Start of Block

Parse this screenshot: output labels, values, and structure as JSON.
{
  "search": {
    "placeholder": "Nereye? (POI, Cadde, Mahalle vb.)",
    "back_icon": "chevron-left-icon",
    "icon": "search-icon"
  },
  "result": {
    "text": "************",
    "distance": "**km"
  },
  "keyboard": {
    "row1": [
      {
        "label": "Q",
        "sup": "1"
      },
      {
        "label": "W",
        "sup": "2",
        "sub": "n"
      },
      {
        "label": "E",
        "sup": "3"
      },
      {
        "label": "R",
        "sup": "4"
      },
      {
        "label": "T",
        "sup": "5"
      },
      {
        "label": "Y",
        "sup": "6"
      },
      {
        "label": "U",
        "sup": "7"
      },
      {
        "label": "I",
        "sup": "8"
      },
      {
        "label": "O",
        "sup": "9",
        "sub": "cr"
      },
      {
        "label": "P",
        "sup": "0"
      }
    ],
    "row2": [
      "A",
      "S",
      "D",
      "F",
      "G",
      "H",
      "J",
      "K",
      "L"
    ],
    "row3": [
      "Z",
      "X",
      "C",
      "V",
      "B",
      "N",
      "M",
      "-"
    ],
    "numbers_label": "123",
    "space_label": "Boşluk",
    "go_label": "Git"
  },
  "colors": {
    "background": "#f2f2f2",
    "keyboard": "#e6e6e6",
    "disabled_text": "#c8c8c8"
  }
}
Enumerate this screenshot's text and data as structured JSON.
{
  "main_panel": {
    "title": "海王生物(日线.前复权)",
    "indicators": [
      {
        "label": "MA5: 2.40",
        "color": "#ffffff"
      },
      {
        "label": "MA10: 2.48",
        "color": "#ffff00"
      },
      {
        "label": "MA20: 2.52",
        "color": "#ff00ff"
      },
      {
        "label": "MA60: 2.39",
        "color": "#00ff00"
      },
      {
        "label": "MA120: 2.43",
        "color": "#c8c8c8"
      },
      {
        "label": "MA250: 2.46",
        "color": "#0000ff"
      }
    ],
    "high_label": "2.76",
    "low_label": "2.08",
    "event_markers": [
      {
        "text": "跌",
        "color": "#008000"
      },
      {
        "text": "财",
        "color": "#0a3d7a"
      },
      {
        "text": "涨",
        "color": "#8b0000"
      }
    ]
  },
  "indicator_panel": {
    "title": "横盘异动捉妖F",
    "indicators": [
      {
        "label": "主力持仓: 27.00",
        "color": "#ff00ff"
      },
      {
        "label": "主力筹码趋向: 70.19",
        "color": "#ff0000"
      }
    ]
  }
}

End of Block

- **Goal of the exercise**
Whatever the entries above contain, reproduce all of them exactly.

- **Output for this task**
Parse this screenshot: output labels, values, and structure as JSON.
{
  "search": {
    "placeholder": "Nereye? (POI, Cadde, Mahalle vb.)",
    "back_icon": "chevron-left-icon",
    "icon": "search-icon"
  },
  "result": {
    "text": "************",
    "distance": "**km"
  },
  "keyboard": {
    "row1": [
      {
        "label": "Q",
        "sup": "1"
      },
      {
        "label": "W",
        "sup": "2",
        "sub": "n"
      },
      {
        "label": "E",
        "sup": "3"
      },
      {
        "label": "R",
        "sup": "4"
      },
      {
        "label": "T",
        "sup": "5"
      },
      {
        "label": "Y",
        "sup": "6"
      },
      {
        "label": "U",
        "sup": "7"
      },
      {
        "label": "I",
        "sup": "8"
      },
      {
        "label": "O",
        "sup": "9",
        "sub": "cr"
      },
      {
        "label": "P",
        "sup": "0"
      }
    ],
    "row2": [
      "A",
      "S",
      "D",
      "F",
      "G",
      "H",
      "J",
      "K",
      "L"
    ],
    "row3": [
      "Z",
      "X",
      "C",
      "V",
      "B",
      "N",
      "M",
      "-"
    ],
    "numbers_label": "123",
    "space_label": "Boşluk",
    "go_label": "Git"
  },
  "colors": {
    "background": "#f2f2f2",
    "keyboard": "#e6e6e6",
    "disabled_text": "#c8c8c8"
  }
}
Enumerate this screenshot's text and data as structured JSON.
{
  "main_panel": {
    "title": "海王生物(日线.前复权)",
    "indicators": [
      {
        "label": "MA5: 2.40",
        "color": "#ffffff"
      },
      {
        "label": "MA10: 2.48",
        "color": "#ffff00"
      },
      {
        "label": "MA20: 2.52",
        "color": "#ff00ff"
      },
      {
        "label": "MA60: 2.39",
        "color": "#00ff00"
      },
      {
        "label": "MA120: 2.43",
        "color": "#c8c8c8"
      },
      {
        "label": "MA250: 2.46",
        "color": "#0000ff"
      }
    ],
    "high_label": "2.76",
    "low_label": "2.08",
    "event_markers": [
      {
        "text": "跌",
        "color": "#008000"
      },
      {
        "text": "财",
        "color": "#0a3d7a"
      },
      {
        "text": "涨",
        "color": "#8b0000"
      }
    ]
  },
  "indicator_panel": {
    "title": "横盘异动捉妖F",
    "indicators": [
      {
        "label": "主力持仓: 27.00",
        "color": "#ff00ff"
      },
      {
        "label": "主力筹码趋向: 70.19",
        "color": "#ff0000"
      }
    ]
  }
}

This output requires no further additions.